*** Begin section ***

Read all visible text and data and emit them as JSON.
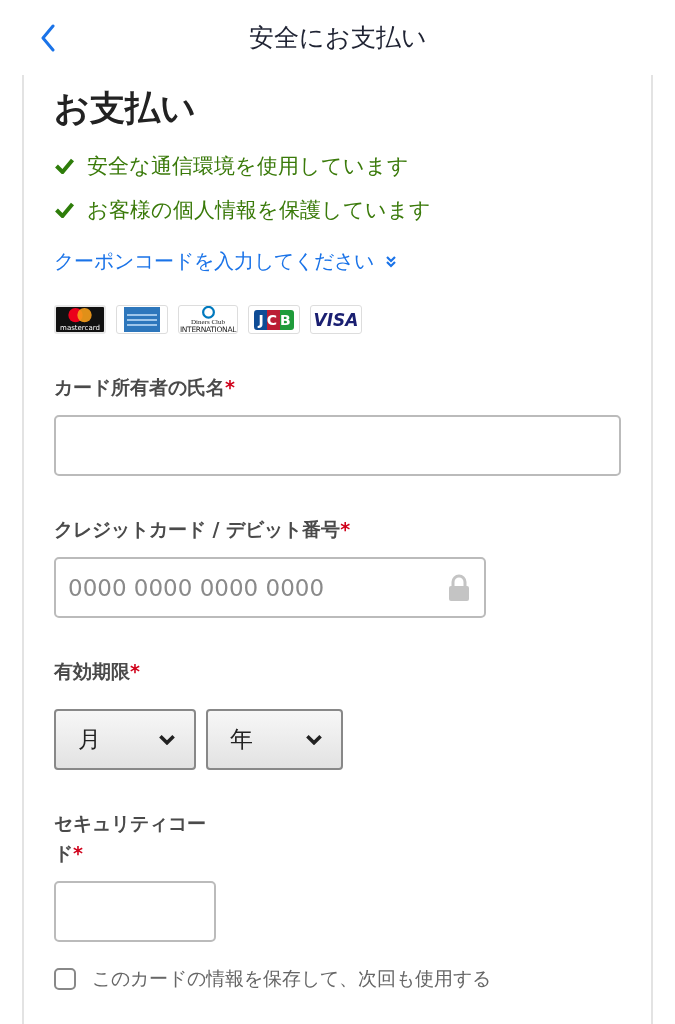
{
  "header": {
    "title": "安全にお支払い"
  },
  "payment": {
    "heading": "お支払い",
    "assurances": [
      "安全な通信環境を使用しています",
      "お客様の個人情報を保護しています"
    ],
    "coupon_link": "クーポンコードを入力してください",
    "card_logos": [
      {
        "kind": "mastercard",
        "text": "mastercard"
      },
      {
        "kind": "amex"
      },
      {
        "kind": "diners",
        "text": "Diners Club",
        "subtext": "INTERNATIONAL"
      },
      {
        "kind": "jcb",
        "text": "JCB"
      },
      {
        "kind": "visa",
        "text": "VISA"
      }
    ],
    "fields": [
      {
        "kind": "text",
        "label": "カード所有者の氏名",
        "required_mark": "*"
      },
      {
        "kind": "card",
        "label": "クレジットカード / デビット番号",
        "required_mark": "*",
        "placeholder": "0000 0000 0000 0000"
      },
      {
        "kind": "expiry",
        "label": "有効期限",
        "required_mark": "*",
        "selects": [
          "月",
          "年"
        ]
      },
      {
        "kind": "cvc",
        "label": "セキュリティコード",
        "required_mark": "*"
      }
    ],
    "save_card": {
      "label": "このカードの情報を保存して、次回も使用する",
      "checked": false
    }
  }
}
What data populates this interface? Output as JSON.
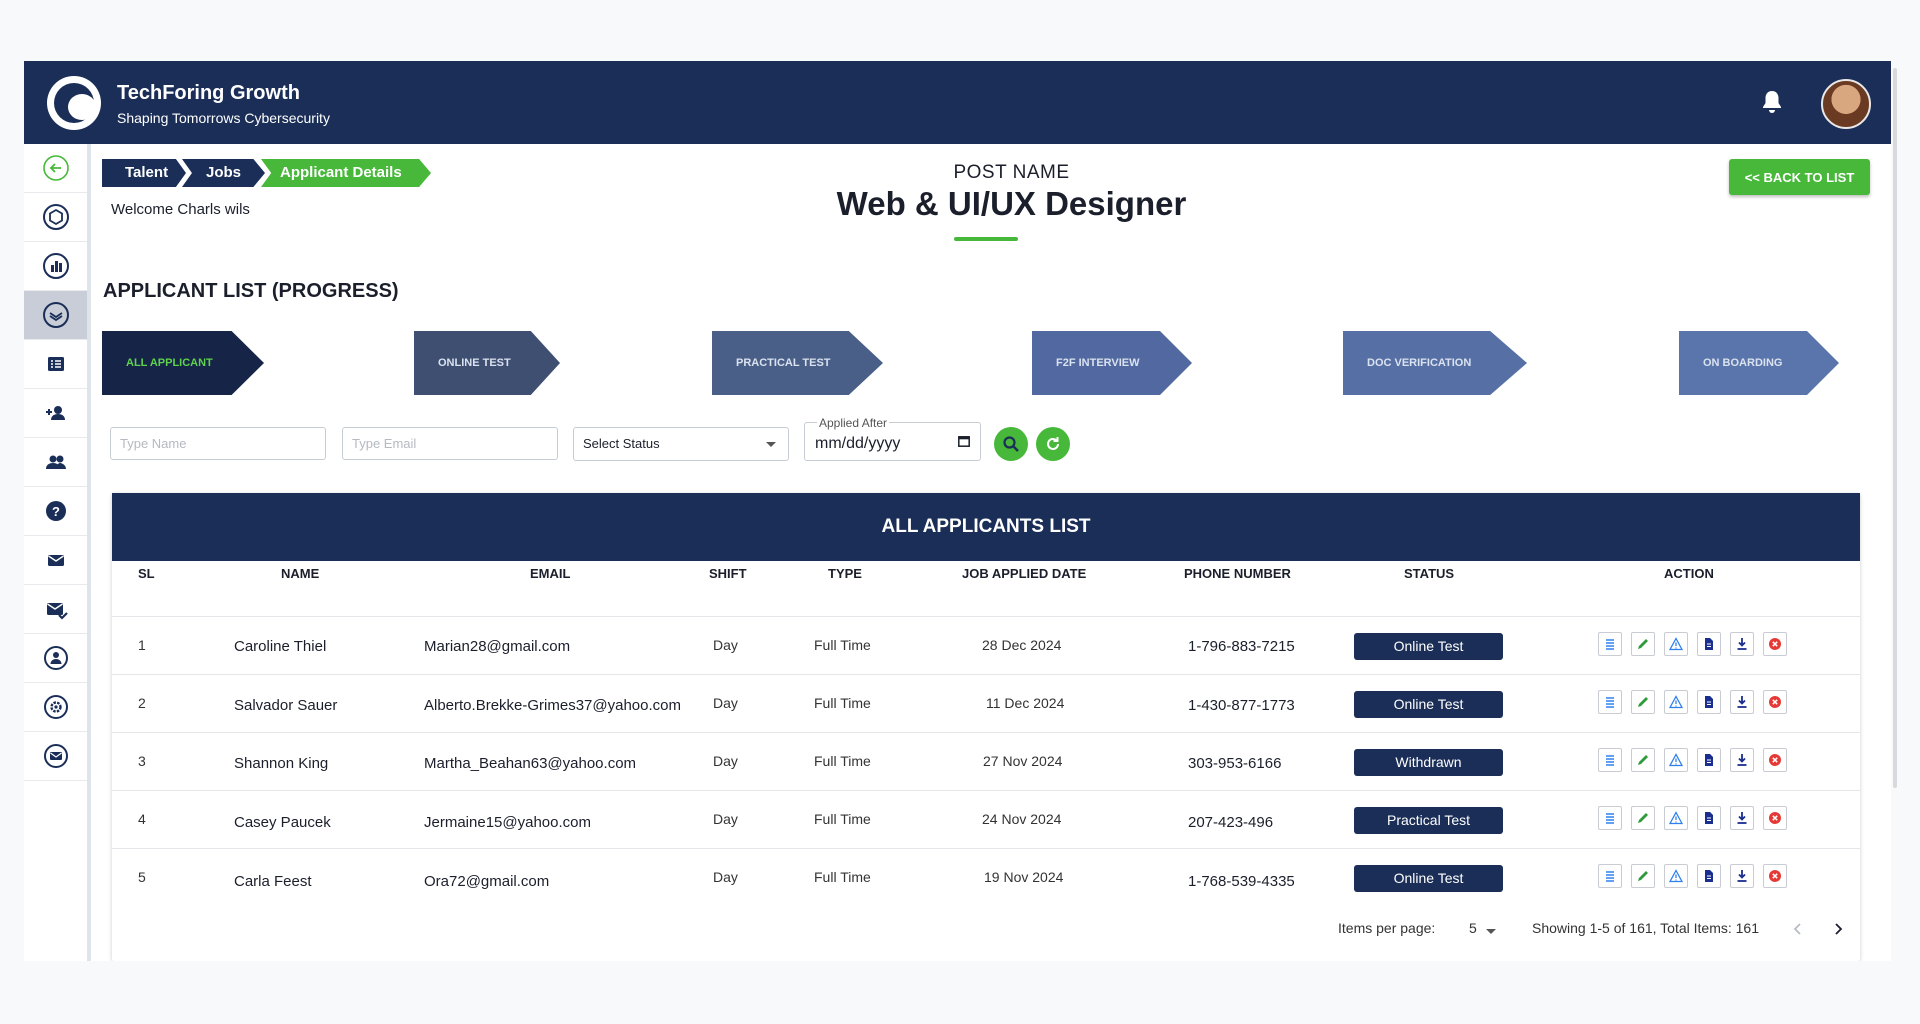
{
  "brand": {
    "title": "TechForing Growth",
    "subtitle": "Shaping Tomorrows Cybersecurity"
  },
  "breadcrumb": [
    "Talent",
    "Jobs",
    "Applicant Details"
  ],
  "welcome": "Welcome Charls wils",
  "post": {
    "label": "POST NAME",
    "name": "Web & UI/UX Designer"
  },
  "back_button": "<< BACK TO LIST",
  "section_title": "APPLICANT LIST (PROGRESS)",
  "steps": [
    "ALL APPLICANT",
    "ONLINE TEST",
    "PRACTICAL TEST",
    "F2F INTERVIEW",
    "DOC VERIFICATION",
    "ON BOARDING"
  ],
  "filters": {
    "name_placeholder": "Type Name",
    "email_placeholder": "Type Email",
    "status_value": "Select Status",
    "date_label": "Applied After",
    "date_value": "mm/dd/yyyy"
  },
  "table": {
    "title": "ALL APPLICANTS LIST",
    "headers": [
      "SL",
      "NAME",
      "EMAIL",
      "SHIFT",
      "TYPE",
      "JOB APPLIED DATE",
      "PHONE NUMBER",
      "STATUS",
      "ACTION"
    ],
    "rows": [
      {
        "sl": "1",
        "name": "Caroline Thiel",
        "email": "Marian28@gmail.com",
        "shift": "Day",
        "type": "Full Time",
        "date": "28 Dec 2024",
        "phone": "1-796-883-7215",
        "status": "Online Test"
      },
      {
        "sl": "2",
        "name": "Salvador Sauer",
        "email": "Alberto.Brekke-Grimes37@yahoo.com",
        "shift": "Day",
        "type": "Full Time",
        "date": "11 Dec 2024",
        "phone": "1-430-877-1773",
        "status": "Online Test"
      },
      {
        "sl": "3",
        "name": "Shannon King",
        "email": "Martha_Beahan63@yahoo.com",
        "shift": "Day",
        "type": "Full Time",
        "date": "27 Nov 2024",
        "phone": "303-953-6166",
        "status": "Withdrawn"
      },
      {
        "sl": "4",
        "name": "Casey Paucek",
        "email": "Jermaine15@yahoo.com",
        "shift": "Day",
        "type": "Full Time",
        "date": "24 Nov 2024",
        "phone": "207-423-496",
        "status": "Practical Test"
      },
      {
        "sl": "5",
        "name": "Carla Feest",
        "email": "Ora72@gmail.com",
        "shift": "Day",
        "type": "Full Time",
        "date": "19 Nov 2024",
        "phone": "1-768-539-4335",
        "status": "Online Test"
      }
    ]
  },
  "pagination": {
    "items_per_page_label": "Items per page:",
    "items_per_page": "5",
    "summary": "Showing 1-5 of 161, Total Items: 161"
  },
  "colors": {
    "navy": "#1a2e57",
    "green": "#47b83a",
    "step_dark": "#162448",
    "step_mid": "#3e4f72",
    "step_light": "#5a74a6"
  }
}
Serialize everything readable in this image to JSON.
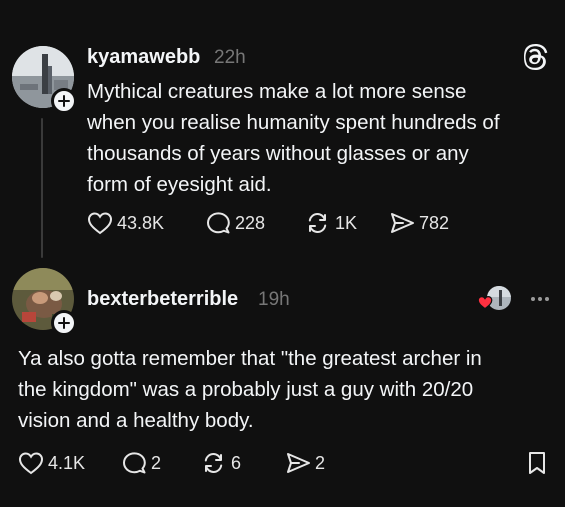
{
  "posts": [
    {
      "username": "kyamawebb",
      "time": "22h",
      "lines": [
        "Mythical creatures make a lot more sense",
        "when you realise humanity spent hundreds of",
        "thousands of years without glasses or any",
        "form of eyesight aid."
      ],
      "likes": "43.8K",
      "replies": "228",
      "reposts": "1K",
      "shares": "782"
    },
    {
      "username": "bexterbeterrible",
      "time": "19h",
      "lines": [
        "Ya also gotta remember that \"the greatest archer in",
        "the kingdom\" was a probably just a guy with 20/20",
        "vision and a healthy body."
      ],
      "likes": "4.1K",
      "replies": "2",
      "reposts": "6",
      "shares": "2"
    }
  ],
  "icons": {
    "like": "heart-icon",
    "reply": "comment-icon",
    "repost": "repost-icon",
    "share": "send-icon",
    "logo": "threads-logo-icon",
    "more": "more-icon",
    "save": "bookmark-icon"
  },
  "colors": {
    "background": "#101010",
    "text": "#f3f5f7",
    "muted": "#777777",
    "like_badge": "#ff3040"
  }
}
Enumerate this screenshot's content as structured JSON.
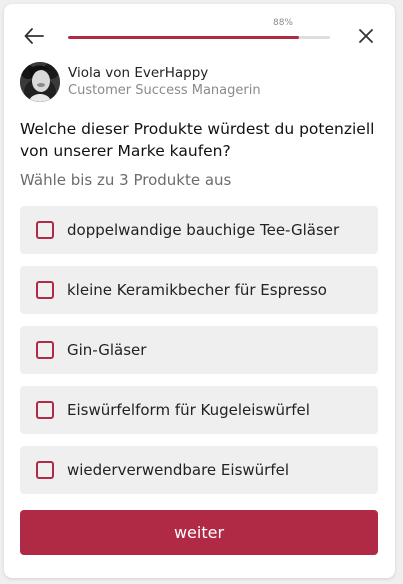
{
  "header": {
    "back_icon": "arrow-left-icon",
    "close_icon": "close-icon",
    "progress": {
      "label": "88%",
      "value": 0.88
    }
  },
  "agent": {
    "name": "Viola von EverHappy",
    "role": "Customer Success Managerin",
    "avatar_icon": "avatar"
  },
  "question": {
    "title": "Welche dieser Produkte würdest du potenziell von unserer Marke kaufen?",
    "hint": "Wähle bis zu 3 Produkte aus"
  },
  "options": [
    {
      "label": "doppelwandige bauchige Tee-Gläser"
    },
    {
      "label": "kleine Keramikbecher für Espresso"
    },
    {
      "label": "Gin-Gläser"
    },
    {
      "label": "Eiswürfelform für Kugeleiswürfel"
    },
    {
      "label": "wiederverwendbare Eiswürfel"
    }
  ],
  "submit": {
    "label": "weiter"
  },
  "colors": {
    "accent": "#b02a45",
    "option_bg": "#efefef",
    "track": "#dedede"
  }
}
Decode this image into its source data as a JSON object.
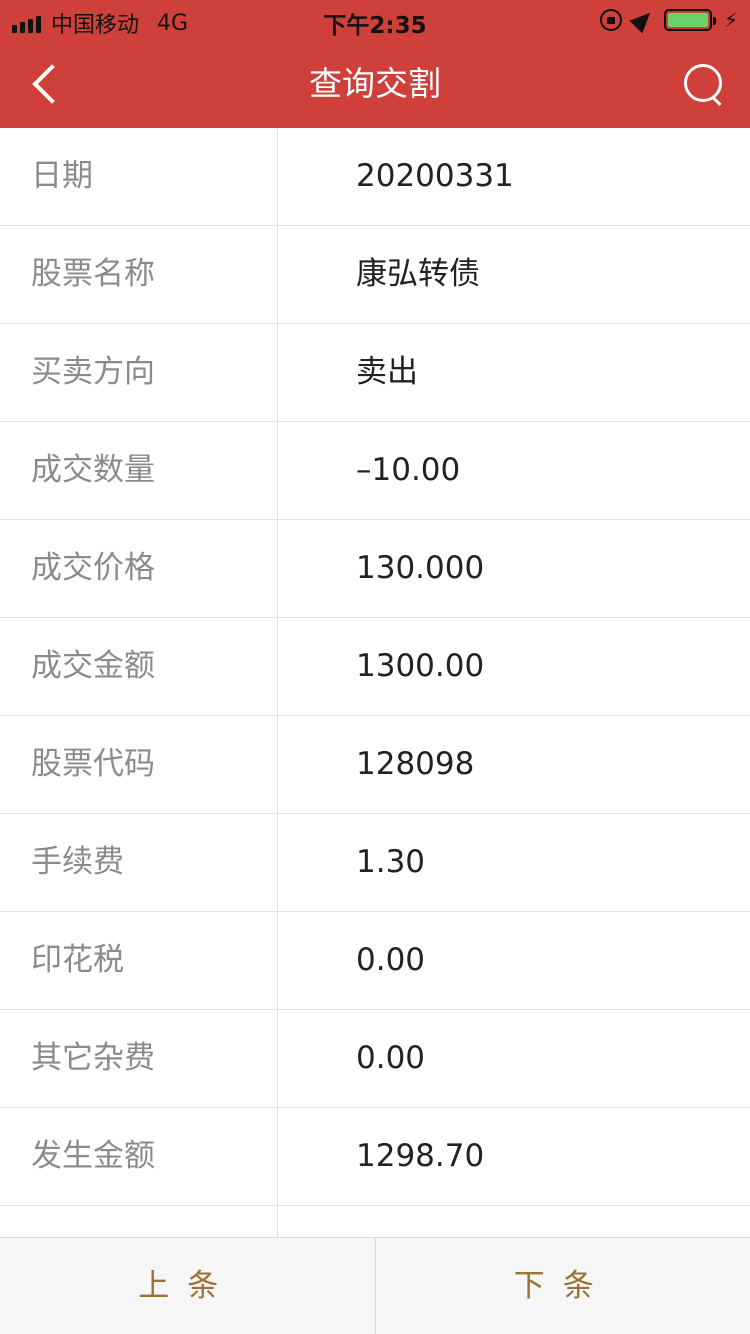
{
  "status_bar": {
    "carrier": "中国移动",
    "network": "4G",
    "time": "下午2:35"
  },
  "navbar": {
    "title": "查询交割",
    "back_icon": "chevron-left-icon",
    "search_icon": "search-icon"
  },
  "rows": [
    {
      "label": "日期",
      "value": "20200331"
    },
    {
      "label": "股票名称",
      "value": "康弘转债"
    },
    {
      "label": "买卖方向",
      "value": "卖出"
    },
    {
      "label": "成交数量",
      "value": "–10.00"
    },
    {
      "label": "成交价格",
      "value": "130.000"
    },
    {
      "label": "成交金额",
      "value": "1300.00"
    },
    {
      "label": "股票代码",
      "value": "128098"
    },
    {
      "label": "手续费",
      "value": "1.30"
    },
    {
      "label": "印花税",
      "value": "0.00"
    },
    {
      "label": "其它杂费",
      "value": "0.00"
    },
    {
      "label": "发生金额",
      "value": "1298.70"
    }
  ],
  "bottom_bar": {
    "prev_label": "上条",
    "next_label": "下条"
  },
  "colors": {
    "header": "#d0403a",
    "label_text": "#8b8b8b",
    "value_text": "#222222",
    "button_text": "#9c7233"
  }
}
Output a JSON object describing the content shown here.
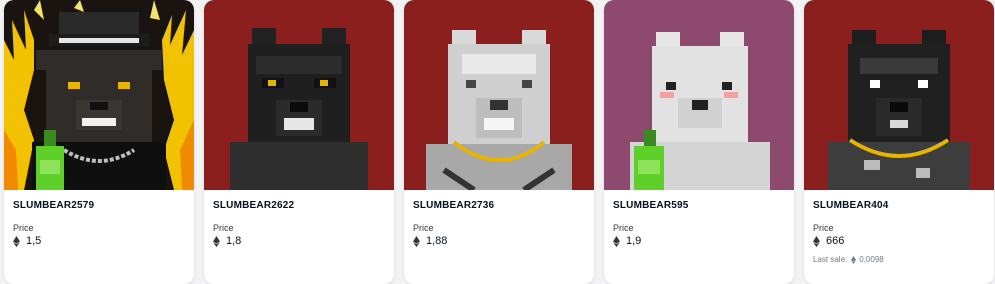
{
  "colors": {
    "card_bg": "#ffffff",
    "bg_red": "#8b1f1e",
    "bg_purple": "#8e4a6e",
    "text_main": "#04111d",
    "text_muted": "#707a83"
  },
  "price_label": "Price",
  "last_sale_label": "Last sale:",
  "cards": [
    {
      "name": "SLUMBEAR2579",
      "price": "1,5",
      "icon": "ethereum-icon",
      "background": "dark-yellow-fire"
    },
    {
      "name": "SLUMBEAR2622",
      "price": "1,8",
      "icon": "ethereum-icon",
      "background": "red"
    },
    {
      "name": "SLUMBEAR2736",
      "price": "1,88",
      "icon": "ethereum-icon",
      "background": "red"
    },
    {
      "name": "SLUMBEAR595",
      "price": "1,9",
      "icon": "ethereum-icon",
      "background": "purple"
    },
    {
      "name": "SLUMBEAR404",
      "price": "666",
      "icon": "ethereum-icon",
      "background": "red",
      "last_sale": "0,0098"
    }
  ]
}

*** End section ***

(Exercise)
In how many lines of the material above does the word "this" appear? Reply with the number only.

(Solved exercise)
4